> **WHAT YOU NEED TO DO**:
Check each line below for "left" and report how many have it, nothing else.

[Dataset rows for apps and sites]
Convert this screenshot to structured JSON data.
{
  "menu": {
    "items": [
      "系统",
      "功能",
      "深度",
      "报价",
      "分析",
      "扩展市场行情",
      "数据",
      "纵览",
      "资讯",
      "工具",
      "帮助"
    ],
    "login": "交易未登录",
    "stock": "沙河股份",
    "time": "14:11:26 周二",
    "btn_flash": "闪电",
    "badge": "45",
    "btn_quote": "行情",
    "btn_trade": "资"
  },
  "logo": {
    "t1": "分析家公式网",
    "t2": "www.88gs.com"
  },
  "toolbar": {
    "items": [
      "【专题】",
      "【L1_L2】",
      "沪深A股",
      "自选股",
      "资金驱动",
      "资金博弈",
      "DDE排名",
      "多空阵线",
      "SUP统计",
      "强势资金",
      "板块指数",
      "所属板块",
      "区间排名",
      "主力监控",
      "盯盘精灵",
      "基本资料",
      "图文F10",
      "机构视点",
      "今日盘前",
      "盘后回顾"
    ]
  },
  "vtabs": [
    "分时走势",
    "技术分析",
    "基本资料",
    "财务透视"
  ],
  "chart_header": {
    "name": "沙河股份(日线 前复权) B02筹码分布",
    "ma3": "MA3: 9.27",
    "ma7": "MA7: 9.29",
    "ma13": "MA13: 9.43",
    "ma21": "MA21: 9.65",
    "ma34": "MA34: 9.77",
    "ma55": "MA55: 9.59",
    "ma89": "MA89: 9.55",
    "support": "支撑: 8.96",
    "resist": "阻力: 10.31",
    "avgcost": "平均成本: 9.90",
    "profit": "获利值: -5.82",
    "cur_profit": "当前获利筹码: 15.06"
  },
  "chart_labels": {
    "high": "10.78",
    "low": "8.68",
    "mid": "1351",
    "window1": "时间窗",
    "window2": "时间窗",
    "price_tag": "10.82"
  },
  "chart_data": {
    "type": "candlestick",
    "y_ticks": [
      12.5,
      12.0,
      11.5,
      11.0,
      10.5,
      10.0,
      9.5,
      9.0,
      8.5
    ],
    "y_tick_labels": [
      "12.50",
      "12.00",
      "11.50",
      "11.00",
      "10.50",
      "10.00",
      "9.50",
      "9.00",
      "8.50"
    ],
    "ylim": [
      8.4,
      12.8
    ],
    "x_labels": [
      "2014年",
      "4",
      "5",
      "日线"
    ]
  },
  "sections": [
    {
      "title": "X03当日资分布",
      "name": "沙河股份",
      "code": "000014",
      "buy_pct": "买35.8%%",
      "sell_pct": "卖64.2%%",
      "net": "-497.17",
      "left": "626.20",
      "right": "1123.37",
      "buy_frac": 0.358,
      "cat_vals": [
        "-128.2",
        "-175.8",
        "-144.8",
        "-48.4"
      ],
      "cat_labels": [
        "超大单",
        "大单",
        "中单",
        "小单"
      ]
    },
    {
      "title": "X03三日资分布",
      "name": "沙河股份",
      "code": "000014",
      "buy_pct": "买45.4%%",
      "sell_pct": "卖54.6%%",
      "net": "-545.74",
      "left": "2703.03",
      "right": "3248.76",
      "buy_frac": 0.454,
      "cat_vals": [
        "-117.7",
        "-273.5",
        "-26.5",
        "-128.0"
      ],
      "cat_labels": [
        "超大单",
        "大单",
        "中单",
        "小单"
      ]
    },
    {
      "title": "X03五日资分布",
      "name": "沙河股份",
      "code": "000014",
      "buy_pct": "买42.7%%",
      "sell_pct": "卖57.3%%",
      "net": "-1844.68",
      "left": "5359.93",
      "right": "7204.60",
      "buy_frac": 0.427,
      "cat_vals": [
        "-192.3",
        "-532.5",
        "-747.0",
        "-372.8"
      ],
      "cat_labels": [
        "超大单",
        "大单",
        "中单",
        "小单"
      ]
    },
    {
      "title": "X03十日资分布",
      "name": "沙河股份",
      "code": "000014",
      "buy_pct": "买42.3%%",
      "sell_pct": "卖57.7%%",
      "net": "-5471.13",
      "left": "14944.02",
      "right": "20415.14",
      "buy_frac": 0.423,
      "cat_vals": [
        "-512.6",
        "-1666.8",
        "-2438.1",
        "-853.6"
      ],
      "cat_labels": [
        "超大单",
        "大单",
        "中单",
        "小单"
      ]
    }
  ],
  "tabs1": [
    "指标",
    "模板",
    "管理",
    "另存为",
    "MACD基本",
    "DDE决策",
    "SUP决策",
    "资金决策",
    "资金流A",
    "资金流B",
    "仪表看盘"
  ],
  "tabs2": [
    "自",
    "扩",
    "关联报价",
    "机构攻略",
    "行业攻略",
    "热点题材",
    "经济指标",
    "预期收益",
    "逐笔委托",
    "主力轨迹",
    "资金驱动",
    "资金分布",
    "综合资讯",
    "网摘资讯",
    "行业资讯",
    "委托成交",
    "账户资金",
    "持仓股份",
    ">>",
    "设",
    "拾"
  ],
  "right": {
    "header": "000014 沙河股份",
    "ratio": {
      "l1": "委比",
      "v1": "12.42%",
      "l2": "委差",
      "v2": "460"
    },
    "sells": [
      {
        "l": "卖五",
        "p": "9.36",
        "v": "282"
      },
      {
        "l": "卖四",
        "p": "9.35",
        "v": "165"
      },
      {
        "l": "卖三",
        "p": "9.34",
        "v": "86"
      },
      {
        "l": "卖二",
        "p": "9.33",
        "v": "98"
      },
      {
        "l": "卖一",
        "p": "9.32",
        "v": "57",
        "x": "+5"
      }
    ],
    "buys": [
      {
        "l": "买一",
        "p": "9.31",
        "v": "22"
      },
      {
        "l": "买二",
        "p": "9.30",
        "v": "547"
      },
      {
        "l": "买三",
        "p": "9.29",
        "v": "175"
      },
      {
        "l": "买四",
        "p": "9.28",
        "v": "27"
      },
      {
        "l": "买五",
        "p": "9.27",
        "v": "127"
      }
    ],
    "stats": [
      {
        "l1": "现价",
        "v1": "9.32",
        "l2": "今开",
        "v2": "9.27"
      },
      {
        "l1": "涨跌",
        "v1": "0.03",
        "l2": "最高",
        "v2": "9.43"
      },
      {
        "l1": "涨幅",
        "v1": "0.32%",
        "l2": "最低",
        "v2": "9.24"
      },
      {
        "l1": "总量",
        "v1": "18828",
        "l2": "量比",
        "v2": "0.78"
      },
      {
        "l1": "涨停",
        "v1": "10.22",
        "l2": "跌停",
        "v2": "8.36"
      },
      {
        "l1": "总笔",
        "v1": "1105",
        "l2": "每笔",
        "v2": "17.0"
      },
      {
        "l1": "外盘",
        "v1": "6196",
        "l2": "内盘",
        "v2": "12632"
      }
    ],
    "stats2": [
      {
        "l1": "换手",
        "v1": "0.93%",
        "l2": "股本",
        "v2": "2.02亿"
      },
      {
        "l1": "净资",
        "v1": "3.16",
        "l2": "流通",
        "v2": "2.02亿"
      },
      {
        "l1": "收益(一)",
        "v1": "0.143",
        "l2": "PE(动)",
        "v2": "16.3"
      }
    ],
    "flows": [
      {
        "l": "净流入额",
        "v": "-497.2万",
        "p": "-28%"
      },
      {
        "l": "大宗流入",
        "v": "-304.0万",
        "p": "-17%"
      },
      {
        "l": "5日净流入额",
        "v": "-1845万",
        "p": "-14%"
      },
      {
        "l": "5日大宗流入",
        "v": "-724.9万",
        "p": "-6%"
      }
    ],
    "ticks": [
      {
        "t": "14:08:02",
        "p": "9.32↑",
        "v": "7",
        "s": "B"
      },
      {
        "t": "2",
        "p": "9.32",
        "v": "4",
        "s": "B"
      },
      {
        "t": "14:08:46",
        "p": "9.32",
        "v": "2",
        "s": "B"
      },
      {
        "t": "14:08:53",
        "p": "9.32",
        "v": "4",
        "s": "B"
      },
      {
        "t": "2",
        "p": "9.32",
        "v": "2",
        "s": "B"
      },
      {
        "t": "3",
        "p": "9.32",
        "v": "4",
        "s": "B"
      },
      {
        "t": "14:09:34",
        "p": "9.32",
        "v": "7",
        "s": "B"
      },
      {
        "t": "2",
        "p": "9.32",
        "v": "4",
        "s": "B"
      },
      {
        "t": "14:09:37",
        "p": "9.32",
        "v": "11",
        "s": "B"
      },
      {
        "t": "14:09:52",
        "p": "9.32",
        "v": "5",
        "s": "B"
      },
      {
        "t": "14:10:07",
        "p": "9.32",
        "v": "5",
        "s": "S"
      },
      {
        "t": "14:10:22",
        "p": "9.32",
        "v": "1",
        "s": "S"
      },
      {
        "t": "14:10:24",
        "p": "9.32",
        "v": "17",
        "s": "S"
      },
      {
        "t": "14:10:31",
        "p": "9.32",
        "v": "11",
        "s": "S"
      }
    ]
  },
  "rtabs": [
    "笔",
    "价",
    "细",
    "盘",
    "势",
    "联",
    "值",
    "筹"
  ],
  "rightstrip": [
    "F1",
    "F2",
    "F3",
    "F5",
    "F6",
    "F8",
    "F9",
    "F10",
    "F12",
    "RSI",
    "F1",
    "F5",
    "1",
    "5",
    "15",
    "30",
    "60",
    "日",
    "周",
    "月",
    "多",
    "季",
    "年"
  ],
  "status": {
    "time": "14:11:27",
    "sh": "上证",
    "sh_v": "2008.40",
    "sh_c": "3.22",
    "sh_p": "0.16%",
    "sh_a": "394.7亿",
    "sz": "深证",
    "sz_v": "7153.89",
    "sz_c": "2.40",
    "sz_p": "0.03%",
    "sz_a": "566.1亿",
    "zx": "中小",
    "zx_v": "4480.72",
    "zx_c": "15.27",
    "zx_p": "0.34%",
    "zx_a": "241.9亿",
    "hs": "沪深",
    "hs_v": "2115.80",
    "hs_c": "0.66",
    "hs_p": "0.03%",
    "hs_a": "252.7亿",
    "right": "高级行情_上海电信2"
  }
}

> **EXERCISE ANSWER**:
4